For the next three years, Smith worked his day job and largely forgot about his investment, until Bitcoin’s price leaps started making more mainstream news in 2013. “I couldn’t believe how quickly it was appreciating,” says Smith, speaking very quickly now. “It started rising by 10% or more every day. I was nervous, and excited, and terrified and confused all at the same time.” When the price hit $350, more than two thousand times what he paid for it, Smith sold 2,000 of his early stock; when the price hit $800 just days later, he sold 2,000 more. Just like that, Smith had landed upon a windfall of $2.3 million. “It was absolutely insane,” he says. “I quit my job and left on a round-the-world trip the following week.”
Just then, Smith’s girlfriend—a London-based photographer who accompanies him on about half of his travels—joined us. “He’s constantly talking about Bitcoin,” she said, shaking her head. “If he starts talking about it, he’ll never stop. Ever.” We’d been on the topic for over an hour at this point, but my curiosity was far from satiated.
I urged Smith to show me some proof to back up his claims; after all, he could just be a smooth talker with some family money to vaunt. After going through several rounds of security checks on his iPhone and requesting that I hand him my phone at the same time—“NFC scares me more than it should”—he turned it to me with his Bitcoin wallet exposed. Lo and behold, I saw what he had promised: a balance of 1,000.00 BTC, worth $2.6 million as of this writing.

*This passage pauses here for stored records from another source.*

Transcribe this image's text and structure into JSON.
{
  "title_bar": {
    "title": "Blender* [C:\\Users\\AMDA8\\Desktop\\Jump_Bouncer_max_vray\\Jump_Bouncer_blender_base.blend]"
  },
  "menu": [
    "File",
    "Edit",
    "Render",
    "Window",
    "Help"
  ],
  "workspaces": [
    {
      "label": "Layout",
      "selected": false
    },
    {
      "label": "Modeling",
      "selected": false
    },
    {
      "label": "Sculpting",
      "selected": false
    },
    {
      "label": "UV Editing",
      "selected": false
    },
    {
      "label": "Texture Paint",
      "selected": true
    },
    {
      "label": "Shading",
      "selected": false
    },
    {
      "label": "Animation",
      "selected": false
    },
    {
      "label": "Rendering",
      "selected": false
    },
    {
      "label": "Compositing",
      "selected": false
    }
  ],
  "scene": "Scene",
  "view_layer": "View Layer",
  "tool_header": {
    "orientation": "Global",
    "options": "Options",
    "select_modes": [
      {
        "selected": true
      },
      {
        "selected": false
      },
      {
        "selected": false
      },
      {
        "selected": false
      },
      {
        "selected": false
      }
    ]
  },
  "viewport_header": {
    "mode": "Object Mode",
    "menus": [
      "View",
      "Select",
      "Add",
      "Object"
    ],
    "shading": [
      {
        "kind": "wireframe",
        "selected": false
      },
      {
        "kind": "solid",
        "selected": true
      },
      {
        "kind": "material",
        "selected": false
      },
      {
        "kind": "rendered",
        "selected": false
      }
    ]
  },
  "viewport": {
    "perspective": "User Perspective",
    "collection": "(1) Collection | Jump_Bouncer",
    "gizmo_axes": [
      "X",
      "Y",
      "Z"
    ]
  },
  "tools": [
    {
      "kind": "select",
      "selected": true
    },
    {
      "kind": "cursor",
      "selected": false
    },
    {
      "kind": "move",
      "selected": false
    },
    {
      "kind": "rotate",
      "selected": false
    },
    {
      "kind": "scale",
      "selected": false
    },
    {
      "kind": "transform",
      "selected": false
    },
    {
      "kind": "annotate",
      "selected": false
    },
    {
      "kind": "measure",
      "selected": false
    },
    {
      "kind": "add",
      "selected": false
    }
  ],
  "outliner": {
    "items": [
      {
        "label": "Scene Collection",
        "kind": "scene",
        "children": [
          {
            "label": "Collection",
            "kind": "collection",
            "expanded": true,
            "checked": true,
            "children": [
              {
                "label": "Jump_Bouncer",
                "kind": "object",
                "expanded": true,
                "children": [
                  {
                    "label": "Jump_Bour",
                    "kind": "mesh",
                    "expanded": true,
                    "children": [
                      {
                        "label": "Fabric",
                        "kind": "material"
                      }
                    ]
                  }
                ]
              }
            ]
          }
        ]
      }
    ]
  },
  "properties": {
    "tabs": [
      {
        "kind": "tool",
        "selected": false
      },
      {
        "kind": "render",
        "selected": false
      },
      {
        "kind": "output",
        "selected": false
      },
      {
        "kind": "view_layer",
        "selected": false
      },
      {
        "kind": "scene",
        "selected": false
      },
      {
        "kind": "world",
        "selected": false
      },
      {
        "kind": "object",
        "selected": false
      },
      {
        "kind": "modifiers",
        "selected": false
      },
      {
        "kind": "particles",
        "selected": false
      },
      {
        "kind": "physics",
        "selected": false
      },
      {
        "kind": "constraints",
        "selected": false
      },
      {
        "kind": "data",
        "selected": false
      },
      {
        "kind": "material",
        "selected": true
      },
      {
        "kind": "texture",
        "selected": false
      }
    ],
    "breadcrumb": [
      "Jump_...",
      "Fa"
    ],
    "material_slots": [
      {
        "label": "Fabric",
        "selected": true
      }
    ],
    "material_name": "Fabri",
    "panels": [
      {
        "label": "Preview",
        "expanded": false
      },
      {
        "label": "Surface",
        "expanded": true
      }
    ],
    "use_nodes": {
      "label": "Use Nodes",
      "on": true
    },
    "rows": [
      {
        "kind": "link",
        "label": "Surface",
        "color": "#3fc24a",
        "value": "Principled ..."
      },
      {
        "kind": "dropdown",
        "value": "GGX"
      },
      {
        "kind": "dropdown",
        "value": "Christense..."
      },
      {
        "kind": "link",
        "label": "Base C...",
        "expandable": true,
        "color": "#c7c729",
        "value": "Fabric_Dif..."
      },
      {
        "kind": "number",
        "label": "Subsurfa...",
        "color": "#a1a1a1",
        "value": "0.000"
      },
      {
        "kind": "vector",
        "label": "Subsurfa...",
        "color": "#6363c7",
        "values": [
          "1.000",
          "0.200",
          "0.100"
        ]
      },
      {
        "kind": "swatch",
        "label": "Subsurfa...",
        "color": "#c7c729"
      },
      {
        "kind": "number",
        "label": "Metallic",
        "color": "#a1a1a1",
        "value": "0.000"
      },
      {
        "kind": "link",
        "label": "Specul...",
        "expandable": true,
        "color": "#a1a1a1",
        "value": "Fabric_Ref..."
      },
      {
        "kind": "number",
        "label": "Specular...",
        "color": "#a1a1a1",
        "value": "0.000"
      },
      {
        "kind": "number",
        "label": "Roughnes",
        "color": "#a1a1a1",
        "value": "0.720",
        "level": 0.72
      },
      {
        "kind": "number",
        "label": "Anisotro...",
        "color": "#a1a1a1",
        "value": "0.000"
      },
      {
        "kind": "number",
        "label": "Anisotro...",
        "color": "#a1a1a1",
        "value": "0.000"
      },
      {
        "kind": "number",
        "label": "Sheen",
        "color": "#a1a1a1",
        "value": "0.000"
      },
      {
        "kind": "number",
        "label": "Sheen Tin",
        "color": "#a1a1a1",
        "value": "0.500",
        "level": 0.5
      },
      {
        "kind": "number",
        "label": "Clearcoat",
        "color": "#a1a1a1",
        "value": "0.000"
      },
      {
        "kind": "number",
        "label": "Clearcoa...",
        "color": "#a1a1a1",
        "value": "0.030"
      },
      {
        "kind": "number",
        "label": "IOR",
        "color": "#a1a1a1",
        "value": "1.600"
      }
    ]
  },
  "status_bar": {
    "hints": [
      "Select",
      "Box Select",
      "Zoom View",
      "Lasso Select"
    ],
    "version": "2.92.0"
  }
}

Where did the rest of his 20,000 Bitcoins go? Smith walked me through a series of recent selloffs because, as he says, excessive speculation has pushed the price to an unsustainably high level. It was clear that he had a lot of thoughts on the notion of a current price bubble, but I decided to push for what I was really curious about instead: how much has he profited from Bitcoin overall? The answer came without any hint of hesitation or arrogance.
“$25 million, give or take.”
$25 million from an initial investment of $3,000—those are the sort of returns that make a Bitcoin millionaire. Of course, Smith still owns 1,000 Bitcoins, which he plans to sell, “When the price reaches $150,000,” a million-fold appreciation from his original buy-in price. “I really do think it will get there, he says confidently, “But a lot of governments and companies will have to be on board, first. No amount of speculation in the world will push it that high.”
When I ask Smith why he chose to sell when he did, and whether he’ll feel remorse if the price jumps tenfold again, he shakes his head. “I have everything I’ve ever dreamed of now. I fly all over the world visiting friends, I do whatever I want with my time and I never have to worry about money for the rest of my life. I’d be an absolute fool not to cash out now.”
Smith is the epitome of new money, a millennial millionaire with no reservations about flaunting his wealth. It’s been four years since he left his regular life in Silicon Valley behind, and in that span he’s been traveling non-stop. Even still, I have a strong feeling that whether he’s got millions in the bank or not, Smith will never find himself without a place to sleep.
If you can bring entertainment to people’s lives, you become special. And once you’ve built up that level of social capital, no matter how much money you have, you can always rest easy knowing friends will invite you over, serve you dinner and sit down on a couch to listen to your stories.